From this interview It seems the FCA expects a bank to be profitable within 5 years as that’s enough time. Also a bank startup shouldn’t be treated the same as other startups. If they fail its the tax payer that has to bail them out.
The way she speaks just shows such a nuanced understanding, really shows that she’s been a banker for decades and she’s got her finger on the pulse, she could potentially walk out of Starling a billionaire imo
Whilst our competitors weren’t answering the phone we were open 24 by 7.
Someone’s been reading the Monzo forums! Fair criticism though!
Starling aren’t exactly the speediest either. Whilst I’ve been getting up and running, response times from them both in app messaging and over email can take up to a day (slower than Monzo), though once you’re assigned an agent and they’ve replied, subsequent replies are fairly quick. Live chat would end with someone needing to contact me via message within the next few days. Very big bank feeling, only friendlier. No Monzo-esque escalating. Haven’t tested the phone.
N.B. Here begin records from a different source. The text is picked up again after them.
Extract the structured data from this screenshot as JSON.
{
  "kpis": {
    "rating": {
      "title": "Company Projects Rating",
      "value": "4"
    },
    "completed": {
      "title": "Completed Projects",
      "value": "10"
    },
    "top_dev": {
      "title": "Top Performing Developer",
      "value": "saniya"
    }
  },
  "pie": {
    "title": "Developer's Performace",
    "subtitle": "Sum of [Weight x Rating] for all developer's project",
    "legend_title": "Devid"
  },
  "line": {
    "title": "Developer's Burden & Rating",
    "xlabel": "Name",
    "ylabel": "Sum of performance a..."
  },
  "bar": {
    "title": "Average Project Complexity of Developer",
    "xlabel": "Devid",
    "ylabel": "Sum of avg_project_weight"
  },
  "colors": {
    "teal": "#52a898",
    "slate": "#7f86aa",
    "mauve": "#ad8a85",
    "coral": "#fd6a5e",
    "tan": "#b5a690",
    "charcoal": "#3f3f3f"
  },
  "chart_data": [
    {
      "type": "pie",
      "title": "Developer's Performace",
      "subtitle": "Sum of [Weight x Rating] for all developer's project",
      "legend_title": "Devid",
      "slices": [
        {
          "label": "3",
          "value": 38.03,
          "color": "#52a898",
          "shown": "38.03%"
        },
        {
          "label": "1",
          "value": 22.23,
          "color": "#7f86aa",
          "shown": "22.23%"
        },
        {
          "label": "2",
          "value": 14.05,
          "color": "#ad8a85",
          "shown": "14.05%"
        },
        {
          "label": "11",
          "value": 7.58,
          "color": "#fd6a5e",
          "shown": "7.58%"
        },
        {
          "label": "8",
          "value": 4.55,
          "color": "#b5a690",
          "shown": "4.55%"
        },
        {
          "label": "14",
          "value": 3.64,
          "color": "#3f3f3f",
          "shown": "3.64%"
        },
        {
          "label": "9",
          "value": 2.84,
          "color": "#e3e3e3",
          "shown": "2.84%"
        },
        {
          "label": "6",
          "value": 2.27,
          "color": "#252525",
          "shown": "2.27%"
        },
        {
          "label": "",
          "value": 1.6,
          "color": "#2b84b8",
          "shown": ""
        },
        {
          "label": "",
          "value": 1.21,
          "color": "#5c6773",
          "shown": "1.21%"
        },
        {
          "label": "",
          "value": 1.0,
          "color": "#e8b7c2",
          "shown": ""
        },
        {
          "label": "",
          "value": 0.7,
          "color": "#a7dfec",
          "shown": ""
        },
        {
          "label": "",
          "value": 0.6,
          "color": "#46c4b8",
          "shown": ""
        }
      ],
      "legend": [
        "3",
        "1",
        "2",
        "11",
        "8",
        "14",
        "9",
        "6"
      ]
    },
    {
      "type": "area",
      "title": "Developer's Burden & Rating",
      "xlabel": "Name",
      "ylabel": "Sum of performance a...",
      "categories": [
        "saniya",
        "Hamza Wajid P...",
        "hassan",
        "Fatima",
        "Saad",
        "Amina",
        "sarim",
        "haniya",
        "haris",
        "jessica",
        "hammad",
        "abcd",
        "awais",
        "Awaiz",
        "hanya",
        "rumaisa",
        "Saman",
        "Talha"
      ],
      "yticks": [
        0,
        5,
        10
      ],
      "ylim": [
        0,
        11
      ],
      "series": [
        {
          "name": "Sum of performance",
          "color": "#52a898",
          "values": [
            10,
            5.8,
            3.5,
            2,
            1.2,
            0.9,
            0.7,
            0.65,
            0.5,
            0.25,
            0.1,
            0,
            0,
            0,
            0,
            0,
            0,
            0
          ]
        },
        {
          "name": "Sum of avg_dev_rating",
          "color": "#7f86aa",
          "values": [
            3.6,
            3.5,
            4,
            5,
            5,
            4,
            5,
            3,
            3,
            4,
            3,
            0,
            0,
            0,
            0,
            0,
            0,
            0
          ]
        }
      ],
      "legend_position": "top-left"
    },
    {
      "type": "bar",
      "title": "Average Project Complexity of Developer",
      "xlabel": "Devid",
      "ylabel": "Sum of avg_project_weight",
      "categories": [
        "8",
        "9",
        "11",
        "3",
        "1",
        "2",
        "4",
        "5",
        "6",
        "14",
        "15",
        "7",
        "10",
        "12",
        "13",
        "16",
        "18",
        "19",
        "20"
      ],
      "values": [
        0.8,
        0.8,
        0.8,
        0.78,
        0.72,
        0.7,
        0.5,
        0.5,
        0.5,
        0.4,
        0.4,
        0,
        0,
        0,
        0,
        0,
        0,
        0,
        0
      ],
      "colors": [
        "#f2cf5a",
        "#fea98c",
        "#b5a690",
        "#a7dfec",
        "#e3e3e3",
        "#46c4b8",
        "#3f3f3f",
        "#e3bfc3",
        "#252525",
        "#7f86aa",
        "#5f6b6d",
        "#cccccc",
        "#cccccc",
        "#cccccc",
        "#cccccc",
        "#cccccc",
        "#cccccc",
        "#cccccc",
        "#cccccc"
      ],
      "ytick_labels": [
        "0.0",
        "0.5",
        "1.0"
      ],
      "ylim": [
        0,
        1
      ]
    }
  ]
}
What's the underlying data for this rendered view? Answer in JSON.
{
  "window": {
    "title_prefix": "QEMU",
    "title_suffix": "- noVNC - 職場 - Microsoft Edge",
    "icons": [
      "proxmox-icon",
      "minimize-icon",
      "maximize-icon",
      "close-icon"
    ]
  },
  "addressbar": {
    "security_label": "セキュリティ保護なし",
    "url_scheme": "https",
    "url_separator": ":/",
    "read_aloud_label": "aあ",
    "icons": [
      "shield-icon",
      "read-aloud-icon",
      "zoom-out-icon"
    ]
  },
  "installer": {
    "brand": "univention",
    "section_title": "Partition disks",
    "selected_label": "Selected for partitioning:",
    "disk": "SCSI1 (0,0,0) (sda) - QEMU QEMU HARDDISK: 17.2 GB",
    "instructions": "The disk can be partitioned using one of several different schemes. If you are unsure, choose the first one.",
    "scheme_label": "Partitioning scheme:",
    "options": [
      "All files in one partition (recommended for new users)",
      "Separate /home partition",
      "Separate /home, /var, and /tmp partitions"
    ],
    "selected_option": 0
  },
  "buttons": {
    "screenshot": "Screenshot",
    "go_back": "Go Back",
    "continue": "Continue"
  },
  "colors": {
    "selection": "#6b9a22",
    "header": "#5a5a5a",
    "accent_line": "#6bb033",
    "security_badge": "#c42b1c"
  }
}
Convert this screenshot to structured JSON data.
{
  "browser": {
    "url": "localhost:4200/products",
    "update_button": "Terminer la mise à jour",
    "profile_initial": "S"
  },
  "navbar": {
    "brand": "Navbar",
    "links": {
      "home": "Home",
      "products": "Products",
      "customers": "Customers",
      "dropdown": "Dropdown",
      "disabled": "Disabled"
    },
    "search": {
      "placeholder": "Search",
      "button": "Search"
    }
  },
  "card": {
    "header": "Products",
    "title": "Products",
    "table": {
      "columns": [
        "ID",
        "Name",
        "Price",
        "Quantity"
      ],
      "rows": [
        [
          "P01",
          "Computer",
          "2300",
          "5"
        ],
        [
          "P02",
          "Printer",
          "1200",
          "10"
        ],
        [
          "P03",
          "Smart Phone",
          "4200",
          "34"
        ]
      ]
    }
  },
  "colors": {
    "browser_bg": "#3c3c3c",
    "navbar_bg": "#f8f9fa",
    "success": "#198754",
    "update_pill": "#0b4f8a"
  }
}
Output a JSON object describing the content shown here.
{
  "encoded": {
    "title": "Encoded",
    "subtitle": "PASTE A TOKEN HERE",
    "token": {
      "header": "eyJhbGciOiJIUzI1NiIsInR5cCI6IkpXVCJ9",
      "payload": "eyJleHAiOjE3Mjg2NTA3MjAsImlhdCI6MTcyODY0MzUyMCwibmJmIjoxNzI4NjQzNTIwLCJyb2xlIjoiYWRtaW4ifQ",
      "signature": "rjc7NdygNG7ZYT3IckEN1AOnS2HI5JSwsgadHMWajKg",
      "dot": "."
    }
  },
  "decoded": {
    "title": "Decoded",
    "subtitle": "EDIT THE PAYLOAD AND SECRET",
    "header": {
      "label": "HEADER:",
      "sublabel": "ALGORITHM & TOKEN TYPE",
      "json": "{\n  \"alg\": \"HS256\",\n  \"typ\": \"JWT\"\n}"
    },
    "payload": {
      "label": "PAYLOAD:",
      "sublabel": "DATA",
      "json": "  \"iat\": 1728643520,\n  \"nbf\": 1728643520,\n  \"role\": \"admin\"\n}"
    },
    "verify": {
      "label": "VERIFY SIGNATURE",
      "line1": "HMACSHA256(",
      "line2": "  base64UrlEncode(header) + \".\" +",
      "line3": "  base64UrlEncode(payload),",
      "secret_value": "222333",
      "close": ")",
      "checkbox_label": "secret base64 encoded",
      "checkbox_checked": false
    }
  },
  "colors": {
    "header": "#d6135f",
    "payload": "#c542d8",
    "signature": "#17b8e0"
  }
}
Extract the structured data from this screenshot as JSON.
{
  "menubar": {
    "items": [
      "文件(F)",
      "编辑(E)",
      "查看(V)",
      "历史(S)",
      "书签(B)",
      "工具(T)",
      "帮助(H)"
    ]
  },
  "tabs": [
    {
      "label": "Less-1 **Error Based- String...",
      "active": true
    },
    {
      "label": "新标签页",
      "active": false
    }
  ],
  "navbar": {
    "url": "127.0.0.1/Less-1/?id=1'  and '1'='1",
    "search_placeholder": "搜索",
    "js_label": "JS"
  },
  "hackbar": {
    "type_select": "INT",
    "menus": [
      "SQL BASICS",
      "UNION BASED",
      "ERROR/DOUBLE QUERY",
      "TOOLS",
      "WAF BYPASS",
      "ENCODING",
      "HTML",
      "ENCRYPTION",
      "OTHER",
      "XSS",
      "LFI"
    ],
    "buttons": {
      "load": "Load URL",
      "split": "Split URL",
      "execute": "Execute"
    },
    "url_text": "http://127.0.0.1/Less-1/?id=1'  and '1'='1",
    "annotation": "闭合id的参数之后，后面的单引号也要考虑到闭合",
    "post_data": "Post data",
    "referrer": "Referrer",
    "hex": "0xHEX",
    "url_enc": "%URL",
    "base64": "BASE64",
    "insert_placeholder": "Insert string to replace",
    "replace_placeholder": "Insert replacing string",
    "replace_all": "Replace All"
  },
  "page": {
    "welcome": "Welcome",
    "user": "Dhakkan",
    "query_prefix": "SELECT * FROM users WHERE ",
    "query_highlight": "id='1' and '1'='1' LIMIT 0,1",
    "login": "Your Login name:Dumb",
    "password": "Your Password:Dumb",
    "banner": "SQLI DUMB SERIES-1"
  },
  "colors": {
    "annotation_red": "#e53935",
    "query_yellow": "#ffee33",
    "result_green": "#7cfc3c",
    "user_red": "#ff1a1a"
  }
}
It’s pleasant enough, but I do get the impression their support agents exist to get you to go away, rather than actually help you.
But this is what really caught my attention, seems they currently have a £115m loss -
CEO TS Anil says Monzo will become profitable in 2022 and, for all the effort put into subscription products, savings partnerships, utility switching, lending, US expansion and more, it’s likely that net interchange fees will still be what pushes the business into the black.
I imagine they’re going to be launching more financial products between now and 2023 that will help steer them towards profitability. Credit is likely going to be next given the discussions and teases from employees on the Monzo community.
Branching out would be an effective way to achieve that, if they can build those things whilst keeping costs low that is.
Giving more users very compelling features to upgrade to a paid account would be another too.
If they continue the next year with their exact current approach as now, I can’t see profitability happening. So there’s got to be some new things coming that they’re banking on making more customers significantly more profitable.